Lingerie giant Victoria’s Secret wants to distance its annual fashion show from prime-time television, according to a report from CNBC.
The company’s leadership reportedly sent a memo to employees laying out changes to the company and suggesting that “network television” was no longer appropriate for the Victoria’s Secret Fashion Show, which has aired every year on ABC and CBS for the last two decades.
L Brands, the parent company of Victoria’s Secret, did not immediately respond to HuffPost’s request for comment.
“Fashion is a business of change. We must evolve and change to grow,” L Brands CEO Les Wexner said in the memo, obtained by CNBC. “With that in mind, we have decided to re-think the traditional Victoria’s Secret Fashion Show.”
“Going forward,” Wexner added, “we don’t believe network television is the right fit.”
Victoria’s Secret’s annual fashion show has faced scrutiny in recent years as consumers demand a more inclusive and broad definition of beauty from fashion and beauty companies.
Body positivity activists have specifically targeted Victoria’s Secret as a company that refuses to include models of all body types and sizes in its fashion shows and advertising. The annual fashion show, which features slim models year after year, isn’t the only element of the brand to draw ire from consumers.
People have also lambasted the company for refusing to carry larger sizes.
In an interview with Vogue last November, L Brands Chief Marketing Officer Ed Razek defended Victoria’s Secret decision to not cast curvier or transgender models in its annual show.
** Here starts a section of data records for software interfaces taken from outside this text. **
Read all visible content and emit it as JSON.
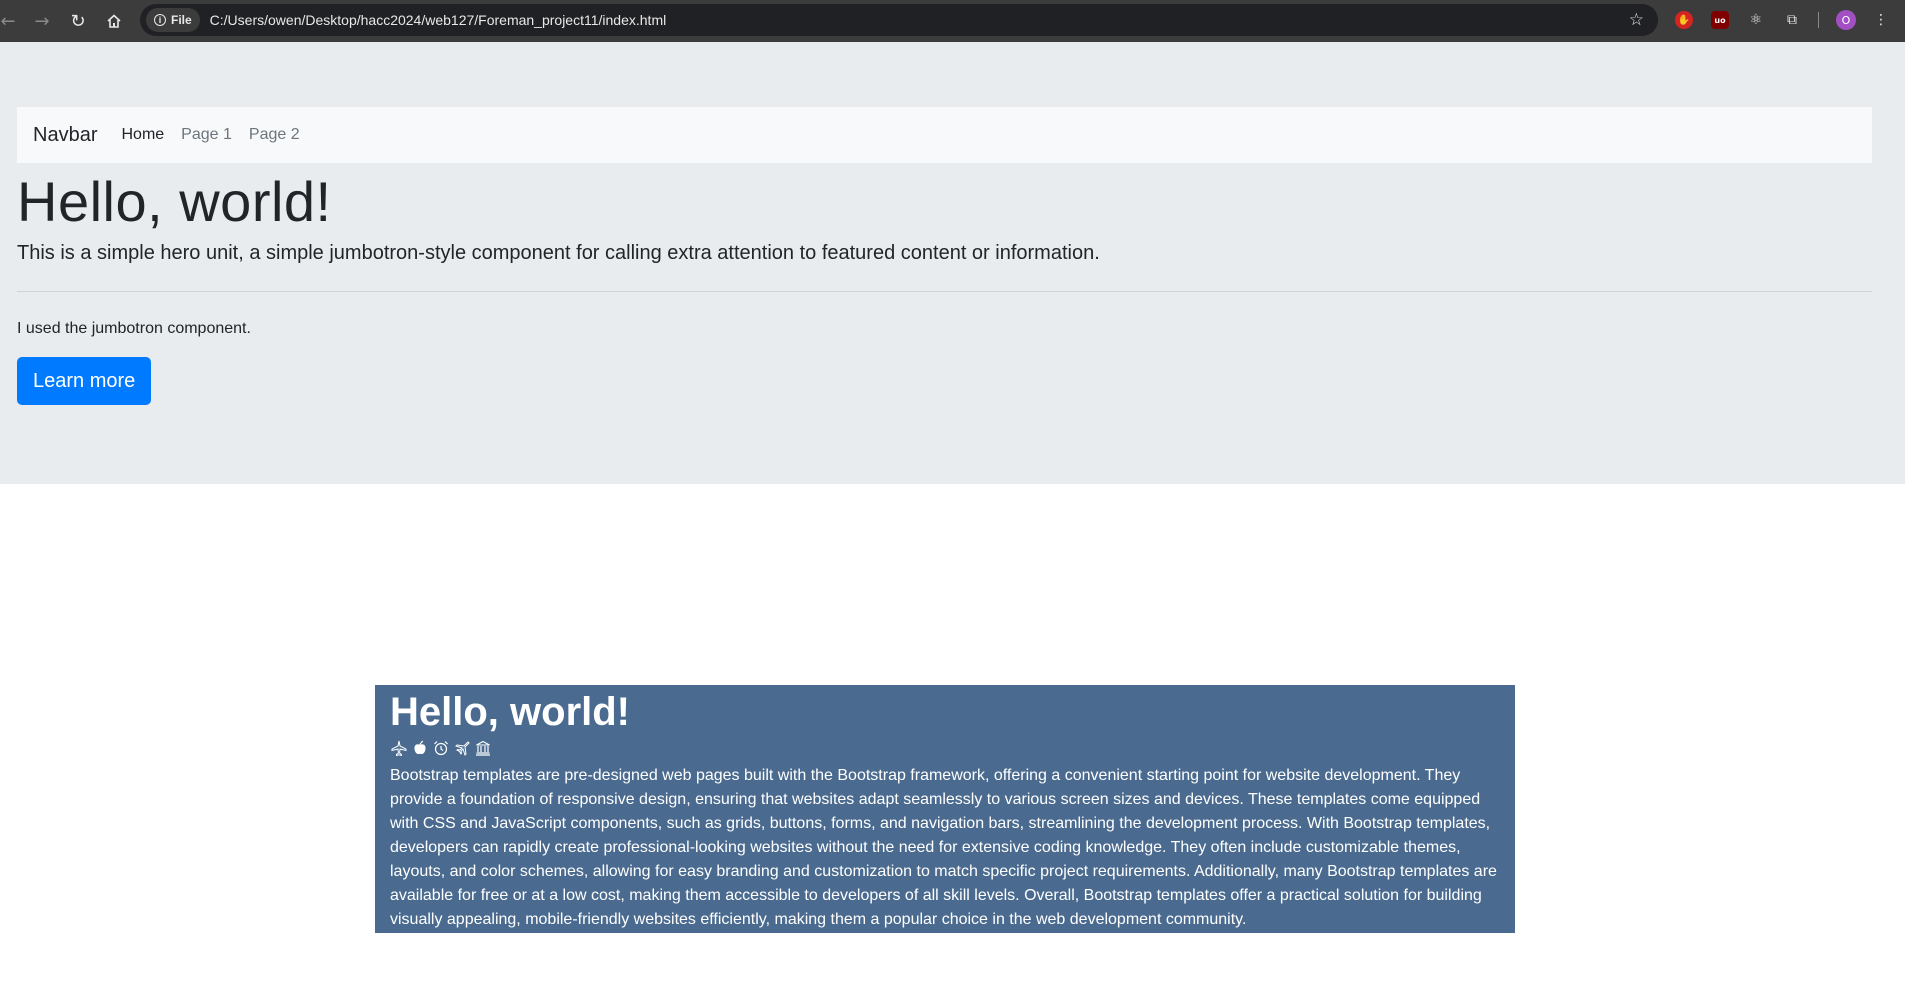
{
  "browser": {
    "back_icon": "arrow-left-icon",
    "forward_icon": "arrow-right-icon",
    "reload_icon": "reload-icon",
    "home_icon": "home-icon",
    "chip_label": "File",
    "url": "C:/Users/owen/Desktop/hacc2024/web127/Foreman_project11/index.html",
    "profile_initial": "O"
  },
  "navbar": {
    "brand": "Navbar",
    "links": [
      {
        "label": "Home",
        "active": true
      },
      {
        "label": "Page 1",
        "active": false
      },
      {
        "label": "Page 2",
        "active": false
      }
    ]
  },
  "jumbotron": {
    "title": "Hello, world!",
    "lead": "This is a simple hero unit, a simple jumbotron-style component for calling extra attention to featured content or information.",
    "text": "I used the jumbotron component.",
    "button": "Learn more",
    "button_color": "#007bff",
    "background": "#e9ecef"
  },
  "card": {
    "title": "Hello, world!",
    "icons": [
      "airplane-icon",
      "apple-icon",
      "alarm-icon",
      "airplane-engines-icon",
      "bank-icon"
    ],
    "paragraph": "Bootstrap templates are pre-designed web pages built with the Bootstrap framework, offering a convenient starting point for website development. They provide a foundation of responsive design, ensuring that websites adapt seamlessly to various screen sizes and devices. These templates come equipped with CSS and JavaScript components, such as grids, buttons, forms, and navigation bars, streamlining the development process. With Bootstrap templates, developers can rapidly create professional-looking websites without the need for extensive coding knowledge. They often include customizable themes, layouts, and color schemes, allowing for easy branding and customization to match specific project requirements. Additionally, many Bootstrap templates are available for free or at a low cost, making them accessible to developers of all skill levels. Overall, Bootstrap templates offer a practical solution for building visually appealing, mobile-friendly websites efficiently, making them a popular choice in the web development community.",
    "background": "#4a6b8f"
  }
}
Razek said the company had considered it, though.
“We market to who we sell to, and we don’t market to the whole world,” Razek said. Monica Mitro, the company’s public relations executive, also noted in the interview that Victoria’s Secret carries bra sizes from 30A to 40DDD.
“So it’s like, why don’t you do 50,” Razek said, adding, “It’s like, why doesn’t your show do this? Shouldn’t you have transsexuals in the show? No. No, I don’t think we should. Well, why not? Because the show is a fantasy. It’s a 42-minute entertainment special.”
Victoria’s Secret’s annual show has seen a drop in ratings in recent years, with the most recent show in December marking its lowest ratings with 3.3 million viewers ― down from 5 million in 2017.
Earlier this year, the company also announced it would be closing 53 more stores after closing 30 in 2018.
Victoria’s Secret apparent decline in popularity comes at a time when new lingerie brands, such as Rihanna’s Fenty and ThirdLove, which a former Victoria’s Secret CEO invested in, openly celebrate a diverse array of models and sizes, including plus-size and half-sizes.
In his memo, Wexner said the company would be revamping its fashion show “in ways that will push the boundaries of fashion in the global digital age,” but he didn’t disclose specific details about what that would entail.